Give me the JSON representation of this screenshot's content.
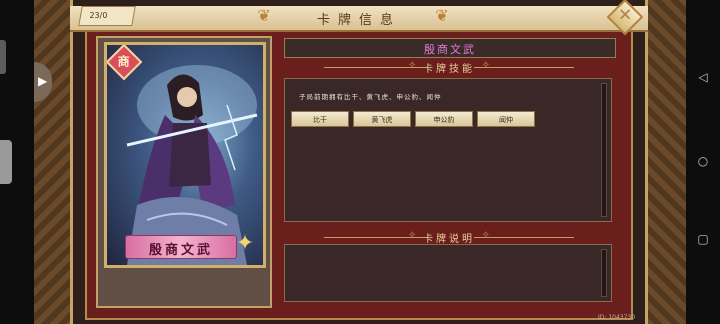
{
  "window": {
    "title": "卡牌信息"
  },
  "counter": {
    "text": "23/0"
  },
  "card": {
    "name": "殷商文武",
    "faction": "商",
    "icons": {
      "faction": "faction-diamond-icon",
      "rarity": "fox-icon"
    }
  },
  "info": {
    "name_bar": "殷商文武",
    "skills_header": "卡牌技能",
    "skills_text": "子局前期拥有比干、黄飞虎、申公豹、闻仲",
    "skill_buttons": [
      "比干",
      "黄飞虎",
      "申公豹",
      "闻仲"
    ],
    "desc_header": "卡牌说明"
  },
  "footer": {
    "id_text": "ID: 1043730"
  },
  "system": {
    "nav_icons": [
      "back-icon",
      "home-icon",
      "recents-icon"
    ]
  },
  "colors": {
    "accent_gold": "#c8a464",
    "panel_red": "#6b1f1c",
    "name_pink": "#e57cd6"
  }
}
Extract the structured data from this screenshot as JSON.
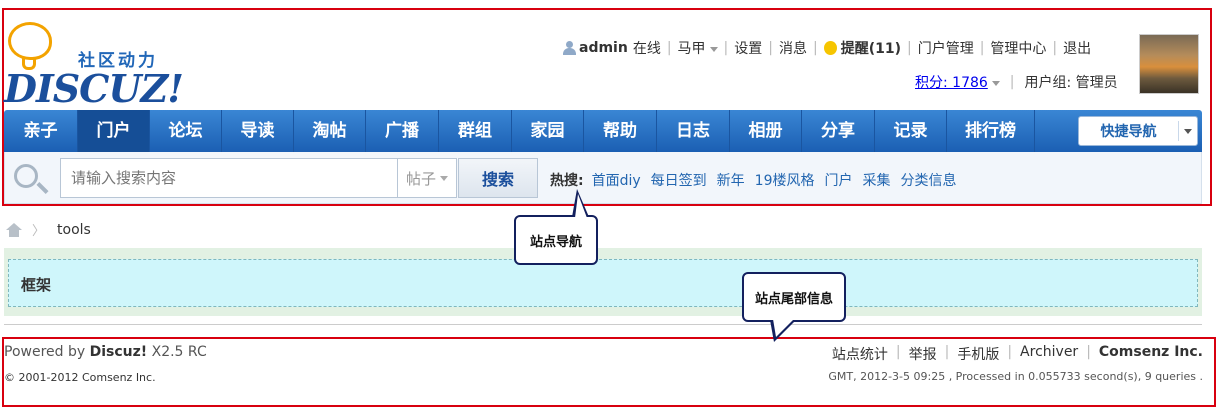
{
  "logo": {
    "cn_text": "社区动力",
    "en_text": "DISCUZ!"
  },
  "userbar": {
    "username": "admin",
    "status": "在线",
    "majia": "马甲",
    "settings": "设置",
    "messages": "消息",
    "remind": "提醒(11)",
    "portal_manage": "门户管理",
    "admin_center": "管理中心",
    "logout": "退出",
    "credits": "积分: 1786",
    "usergroup": "用户组: 管理员"
  },
  "nav": {
    "items": [
      "亲子",
      "门户",
      "论坛",
      "导读",
      "淘帖",
      "广播",
      "群组",
      "家园",
      "帮助",
      "日志",
      "相册",
      "分享",
      "记录",
      "排行榜"
    ],
    "active_index": 1,
    "quick_nav": "快捷导航"
  },
  "search": {
    "placeholder": "请输入搜索内容",
    "type": "帖子",
    "button": "搜索",
    "hot_label": "热搜:",
    "hot_items": [
      "首面diy",
      "每日签到",
      "新年",
      "19楼风格",
      "门户",
      "采集",
      "分类信息"
    ]
  },
  "breadcrumb": {
    "current": "tools"
  },
  "frame": {
    "title": "框架"
  },
  "callouts": {
    "nav": "站点导航",
    "footer": "站点尾部信息"
  },
  "footer": {
    "powered_prefix": "Powered by ",
    "powered_name": "Discuz!",
    "powered_version": " X2.5 RC",
    "copyright": "© 2001-2012 Comsenz Inc.",
    "links": [
      "站点统计",
      "举报",
      "手机版",
      "Archiver",
      "Comsenz Inc."
    ],
    "gmt": "GMT, 2012-3-5 09:25 , Processed in 0.055733 second(s), 9 queries ."
  },
  "colors": {
    "nav_blue": "#1b5fb3",
    "annotation_red": "#d8000f",
    "link_blue": "#2366b0"
  }
}
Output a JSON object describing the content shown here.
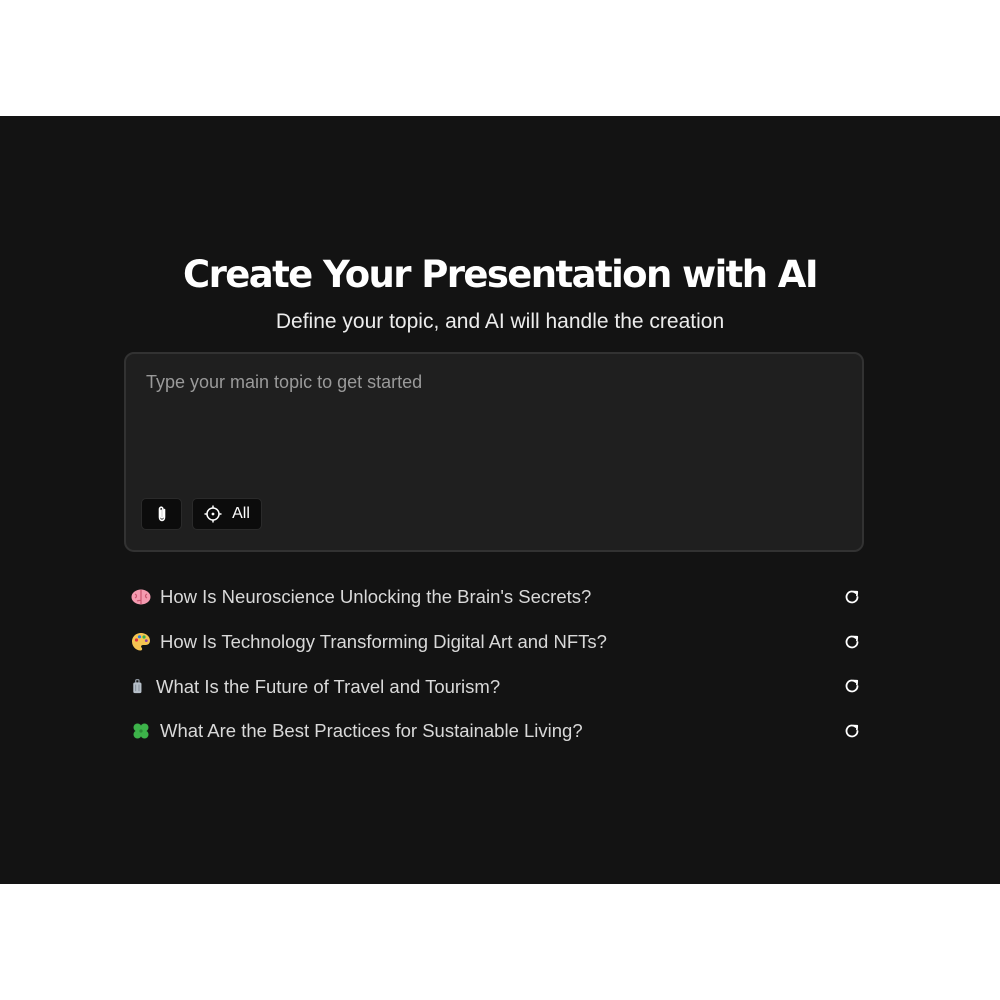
{
  "page": {
    "title": "Create Your Presentation with AI",
    "subtitle": "Define your topic, and AI will handle the creation"
  },
  "prompt": {
    "placeholder": "Type your main topic to get started",
    "value": "",
    "attach_icon": "paperclip-icon",
    "scope_icon": "crosshair-icon",
    "scope_label": "All"
  },
  "suggestions": [
    {
      "icon": "brain-emoji",
      "text": "How Is Neuroscience Unlocking the Brain's Secrets?"
    },
    {
      "icon": "artist-palette-emoji",
      "text": "How Is Technology Transforming Digital Art and NFTs?"
    },
    {
      "icon": "luggage-emoji",
      "text": "What Is the Future of Travel and Tourism?"
    },
    {
      "icon": "four-leaf-clover-emoji",
      "text": "What Are the Best Practices for Sustainable Living?"
    }
  ],
  "refresh_icon": "refresh-icon",
  "colors": {
    "background": "#131313",
    "panel": "#1f1f1f",
    "panel_border": "#323232",
    "button": "#0c0c0c",
    "text": "#ffffff",
    "muted_text": "#9a9a9a"
  }
}
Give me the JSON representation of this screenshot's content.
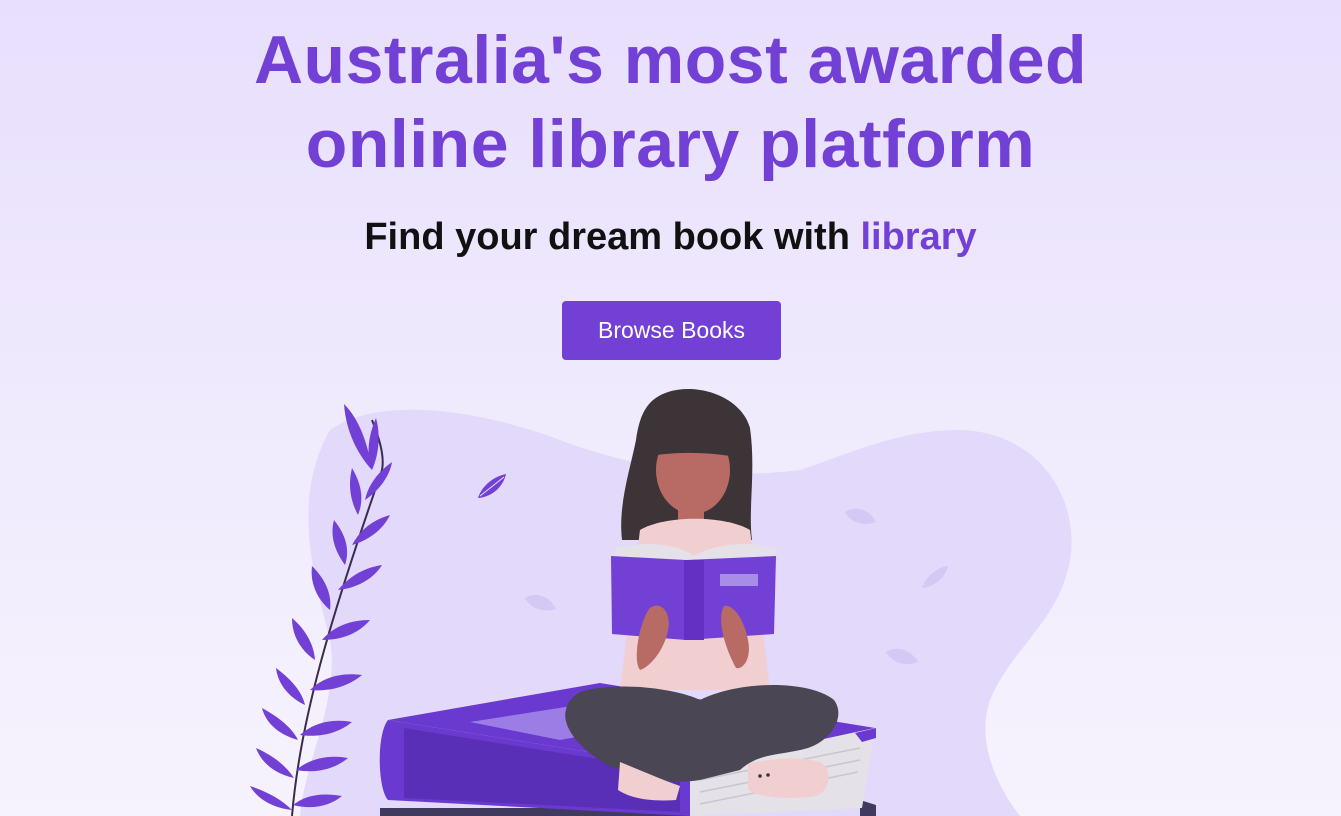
{
  "hero": {
    "title_line1": "Australia's most awarded",
    "title_line2": "online library platform",
    "subtitle_prefix": "Find your dream book with",
    "subtitle_accent": "library",
    "browse_button_label": "Browse Books"
  },
  "colors": {
    "accent": "#7340d6",
    "background_top": "#e8dffd",
    "background_bottom": "#f6f3fd",
    "blob": "#e2d9fb",
    "text_dark": "#111111"
  },
  "illustration": {
    "icon": "woman-reading-on-books-illustration"
  }
}
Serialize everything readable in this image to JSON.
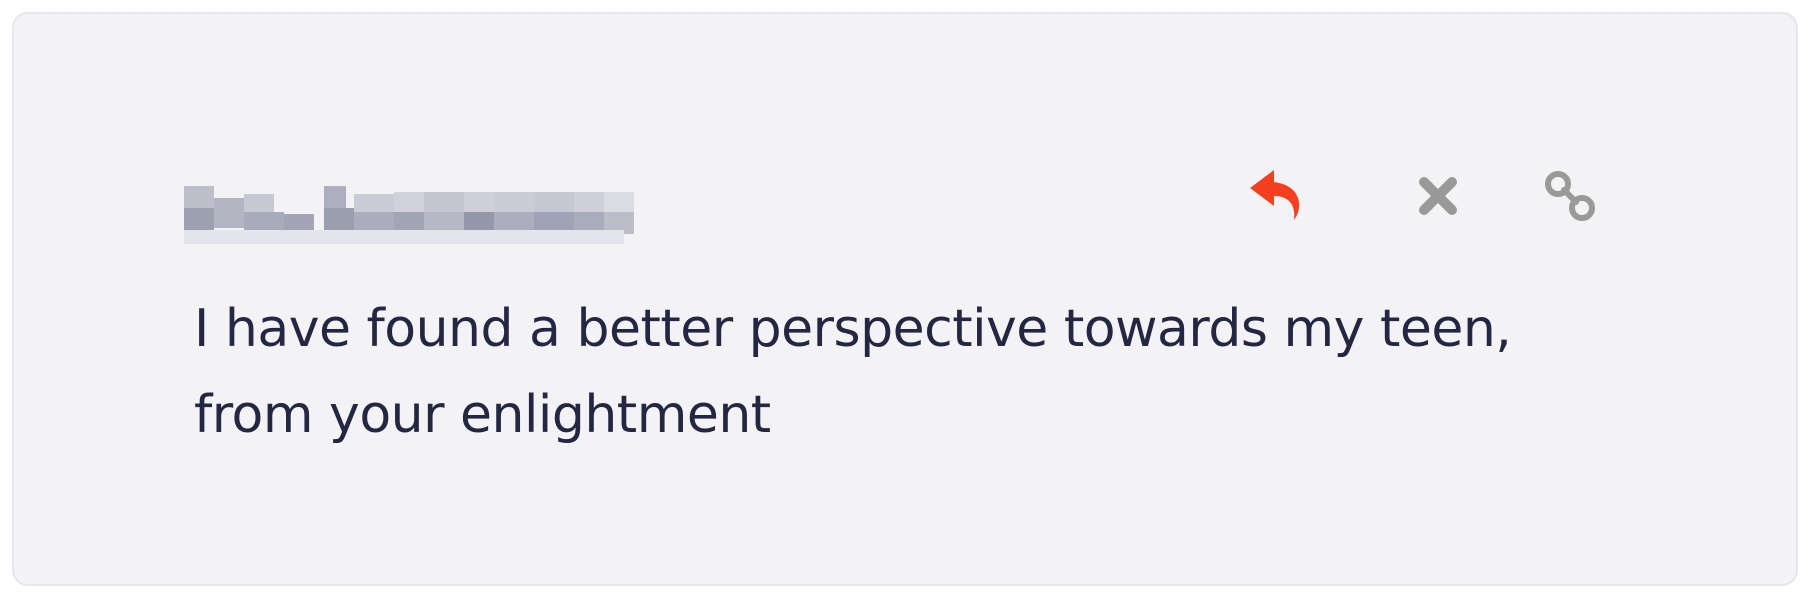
{
  "comment": {
    "author_name": "",
    "text": "I have found a better perspective towards my teen, from your enlightment",
    "actions": {
      "reply": {
        "icon": "reply-arrow-icon",
        "color": "#f5401f"
      },
      "delete": {
        "icon": "close-icon",
        "color": "#999999"
      },
      "link": {
        "icon": "link-chain-icon",
        "color": "#9a9a9a"
      }
    }
  }
}
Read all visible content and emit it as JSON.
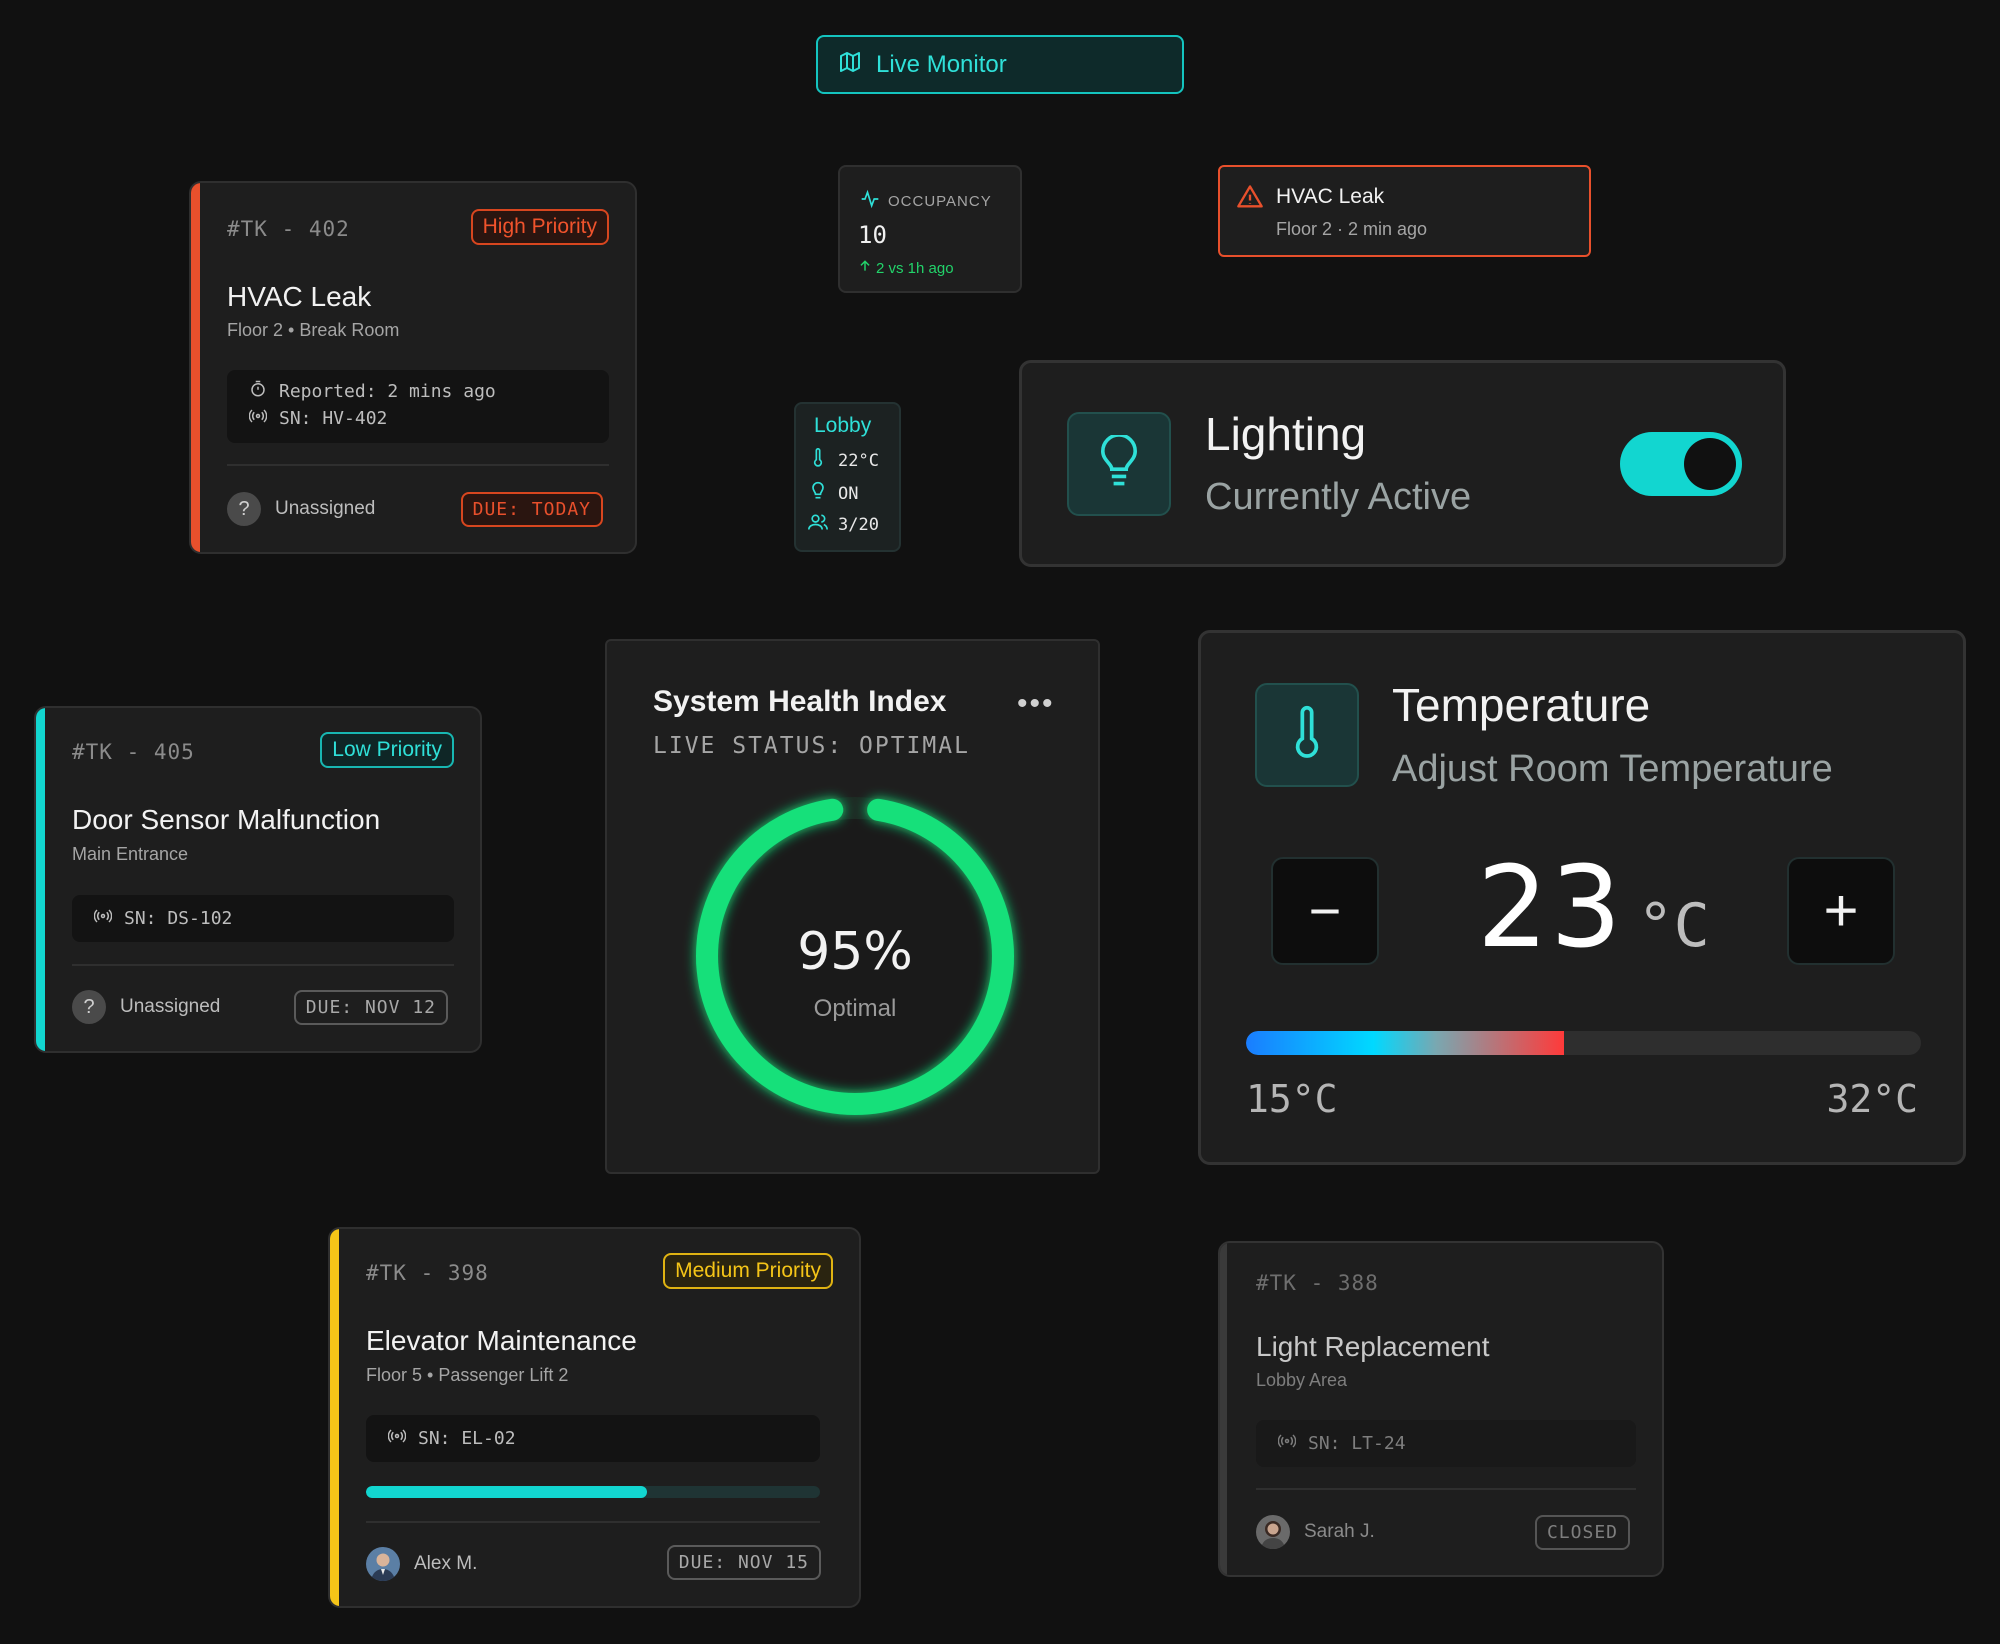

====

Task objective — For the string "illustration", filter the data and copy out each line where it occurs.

Solution to this task —
  "illustration": {
    "icon": "woman-reading-on-books-illustration"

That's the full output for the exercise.